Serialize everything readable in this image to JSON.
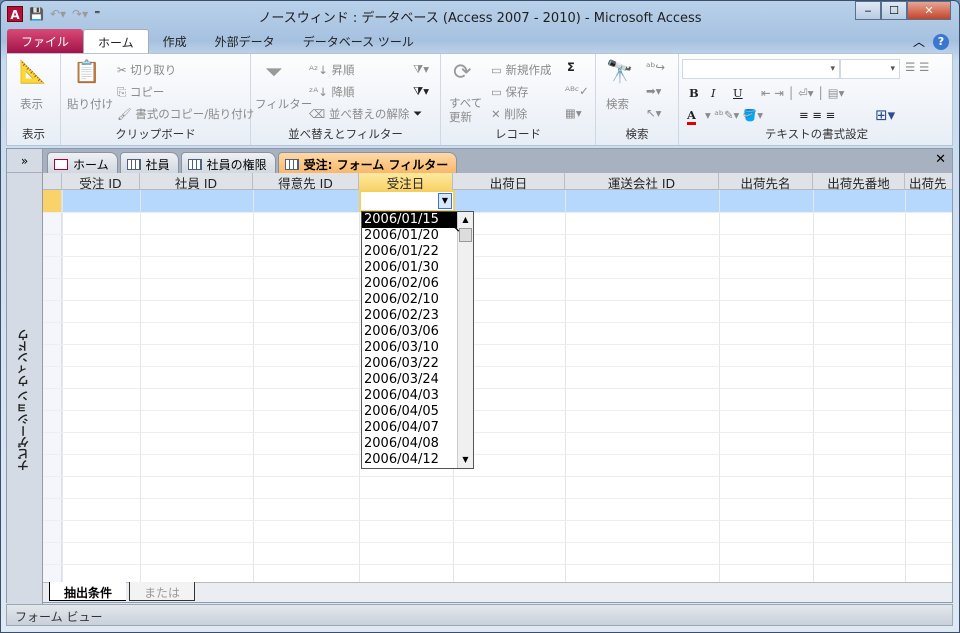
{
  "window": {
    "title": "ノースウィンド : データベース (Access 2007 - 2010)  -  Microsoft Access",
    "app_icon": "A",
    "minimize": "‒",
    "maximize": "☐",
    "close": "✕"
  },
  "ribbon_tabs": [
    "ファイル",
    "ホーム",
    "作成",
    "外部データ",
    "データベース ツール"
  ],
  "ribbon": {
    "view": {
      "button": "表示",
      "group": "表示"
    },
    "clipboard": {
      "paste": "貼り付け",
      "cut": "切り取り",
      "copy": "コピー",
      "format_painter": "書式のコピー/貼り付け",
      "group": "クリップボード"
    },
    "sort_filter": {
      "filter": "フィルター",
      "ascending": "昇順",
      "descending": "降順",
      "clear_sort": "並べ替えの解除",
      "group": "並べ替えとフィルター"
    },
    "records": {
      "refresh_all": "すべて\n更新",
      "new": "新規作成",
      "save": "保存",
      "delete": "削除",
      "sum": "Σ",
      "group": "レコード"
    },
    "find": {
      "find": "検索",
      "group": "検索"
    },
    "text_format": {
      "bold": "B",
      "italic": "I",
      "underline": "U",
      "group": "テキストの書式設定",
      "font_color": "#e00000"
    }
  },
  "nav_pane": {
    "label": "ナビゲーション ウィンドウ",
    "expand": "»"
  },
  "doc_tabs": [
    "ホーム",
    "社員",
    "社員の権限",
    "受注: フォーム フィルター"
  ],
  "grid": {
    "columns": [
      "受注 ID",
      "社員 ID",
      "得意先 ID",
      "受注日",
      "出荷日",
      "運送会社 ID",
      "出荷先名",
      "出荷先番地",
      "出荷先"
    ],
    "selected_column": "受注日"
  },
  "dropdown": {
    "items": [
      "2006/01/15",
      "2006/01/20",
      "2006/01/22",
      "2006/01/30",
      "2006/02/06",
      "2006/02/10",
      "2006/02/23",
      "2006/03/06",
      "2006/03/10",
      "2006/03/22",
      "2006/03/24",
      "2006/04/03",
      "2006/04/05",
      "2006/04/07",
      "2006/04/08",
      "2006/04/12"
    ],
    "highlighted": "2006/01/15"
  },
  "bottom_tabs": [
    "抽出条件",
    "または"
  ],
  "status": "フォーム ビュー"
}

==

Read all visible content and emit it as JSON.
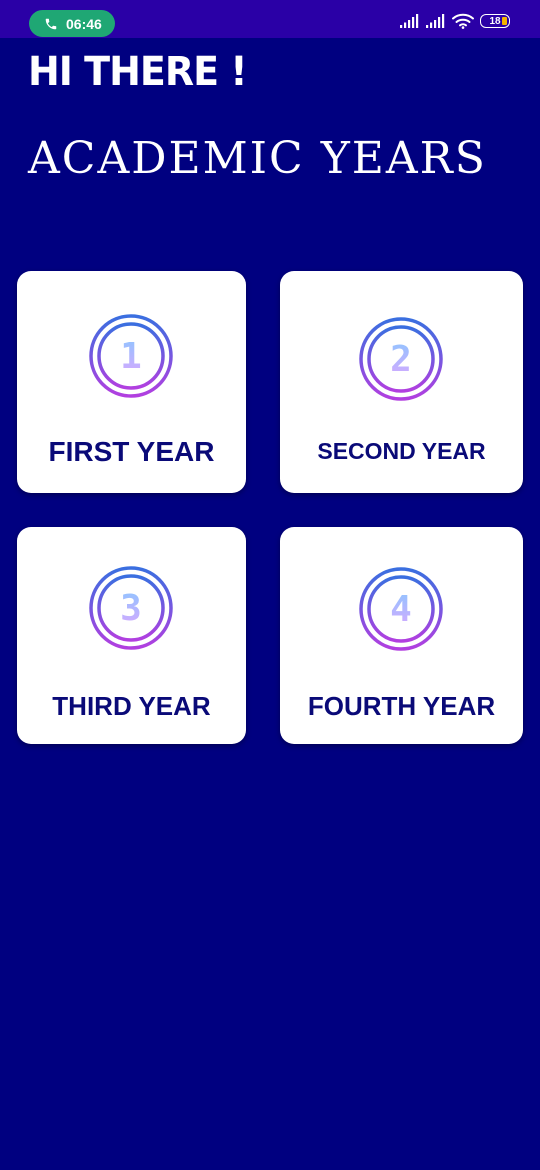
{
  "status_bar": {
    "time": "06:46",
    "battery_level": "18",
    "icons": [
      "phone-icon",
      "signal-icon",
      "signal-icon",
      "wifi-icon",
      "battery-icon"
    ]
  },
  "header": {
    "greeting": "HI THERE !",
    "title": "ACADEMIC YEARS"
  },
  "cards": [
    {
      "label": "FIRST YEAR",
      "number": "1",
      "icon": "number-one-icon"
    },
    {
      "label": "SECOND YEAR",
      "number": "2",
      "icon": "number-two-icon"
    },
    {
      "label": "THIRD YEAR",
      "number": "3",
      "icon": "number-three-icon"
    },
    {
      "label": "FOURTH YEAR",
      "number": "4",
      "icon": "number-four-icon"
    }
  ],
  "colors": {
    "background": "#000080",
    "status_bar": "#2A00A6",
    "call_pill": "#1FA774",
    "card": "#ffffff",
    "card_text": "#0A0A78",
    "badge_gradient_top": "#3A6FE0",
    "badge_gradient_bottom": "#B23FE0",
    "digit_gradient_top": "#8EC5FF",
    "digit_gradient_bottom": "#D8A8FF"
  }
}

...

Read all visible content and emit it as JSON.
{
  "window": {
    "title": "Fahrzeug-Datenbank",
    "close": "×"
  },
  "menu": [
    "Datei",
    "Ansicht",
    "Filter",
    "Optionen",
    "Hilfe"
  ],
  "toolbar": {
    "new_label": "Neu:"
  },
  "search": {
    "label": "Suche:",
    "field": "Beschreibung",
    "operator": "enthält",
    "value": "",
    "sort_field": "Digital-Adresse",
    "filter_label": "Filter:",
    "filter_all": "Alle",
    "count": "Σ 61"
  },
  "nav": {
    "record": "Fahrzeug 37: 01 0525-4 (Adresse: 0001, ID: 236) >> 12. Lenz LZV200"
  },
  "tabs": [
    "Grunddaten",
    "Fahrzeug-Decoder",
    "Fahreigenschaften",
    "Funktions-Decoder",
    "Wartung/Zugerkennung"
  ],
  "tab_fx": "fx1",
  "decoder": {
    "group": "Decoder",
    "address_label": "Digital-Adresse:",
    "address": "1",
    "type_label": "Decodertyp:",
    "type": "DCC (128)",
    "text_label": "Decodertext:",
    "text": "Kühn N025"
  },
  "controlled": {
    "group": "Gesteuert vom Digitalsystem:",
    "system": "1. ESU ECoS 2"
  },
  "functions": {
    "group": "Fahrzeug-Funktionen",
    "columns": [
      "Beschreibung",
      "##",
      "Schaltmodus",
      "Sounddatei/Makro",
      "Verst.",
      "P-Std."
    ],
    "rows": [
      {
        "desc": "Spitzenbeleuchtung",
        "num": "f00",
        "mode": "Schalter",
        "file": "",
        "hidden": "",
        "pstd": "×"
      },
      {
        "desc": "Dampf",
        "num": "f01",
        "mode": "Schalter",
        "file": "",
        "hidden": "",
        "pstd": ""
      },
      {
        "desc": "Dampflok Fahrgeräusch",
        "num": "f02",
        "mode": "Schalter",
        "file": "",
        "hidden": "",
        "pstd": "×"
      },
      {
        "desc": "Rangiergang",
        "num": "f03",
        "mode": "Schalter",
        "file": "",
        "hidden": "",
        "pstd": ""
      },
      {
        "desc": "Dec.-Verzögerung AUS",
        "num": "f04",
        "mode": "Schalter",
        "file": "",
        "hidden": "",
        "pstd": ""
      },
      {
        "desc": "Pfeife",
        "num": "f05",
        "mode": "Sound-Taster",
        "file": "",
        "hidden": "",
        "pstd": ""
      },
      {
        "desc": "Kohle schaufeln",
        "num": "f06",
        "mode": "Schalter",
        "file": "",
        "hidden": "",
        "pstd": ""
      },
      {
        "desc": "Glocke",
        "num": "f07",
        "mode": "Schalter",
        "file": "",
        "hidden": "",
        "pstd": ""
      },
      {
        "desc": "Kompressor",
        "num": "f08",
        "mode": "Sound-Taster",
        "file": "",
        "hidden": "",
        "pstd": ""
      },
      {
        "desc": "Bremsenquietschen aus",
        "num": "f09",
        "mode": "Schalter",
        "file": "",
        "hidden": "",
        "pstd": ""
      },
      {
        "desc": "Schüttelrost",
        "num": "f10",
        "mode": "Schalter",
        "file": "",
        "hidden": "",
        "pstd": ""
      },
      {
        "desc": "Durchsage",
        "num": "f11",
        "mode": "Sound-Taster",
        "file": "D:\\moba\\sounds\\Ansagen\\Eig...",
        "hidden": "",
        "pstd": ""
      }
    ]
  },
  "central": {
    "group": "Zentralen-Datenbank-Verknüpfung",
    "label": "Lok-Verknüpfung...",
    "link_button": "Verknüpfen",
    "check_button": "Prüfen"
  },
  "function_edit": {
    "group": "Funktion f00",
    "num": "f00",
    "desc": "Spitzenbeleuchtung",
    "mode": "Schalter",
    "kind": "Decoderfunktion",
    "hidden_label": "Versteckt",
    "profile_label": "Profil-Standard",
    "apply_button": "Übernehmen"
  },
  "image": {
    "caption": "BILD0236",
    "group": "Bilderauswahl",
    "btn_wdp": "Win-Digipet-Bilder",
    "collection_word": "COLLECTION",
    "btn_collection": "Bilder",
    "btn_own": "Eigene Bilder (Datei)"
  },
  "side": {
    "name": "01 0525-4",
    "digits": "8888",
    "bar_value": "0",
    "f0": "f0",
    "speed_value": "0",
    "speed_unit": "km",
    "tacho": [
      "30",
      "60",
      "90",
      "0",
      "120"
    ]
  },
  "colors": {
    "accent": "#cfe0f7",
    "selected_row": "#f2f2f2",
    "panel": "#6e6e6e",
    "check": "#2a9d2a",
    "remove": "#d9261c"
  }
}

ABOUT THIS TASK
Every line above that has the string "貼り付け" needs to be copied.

OUTPUT OF THE TASK
      "paste": "貼り付け",
      "format_painter": "書式のコピー/貼り付け",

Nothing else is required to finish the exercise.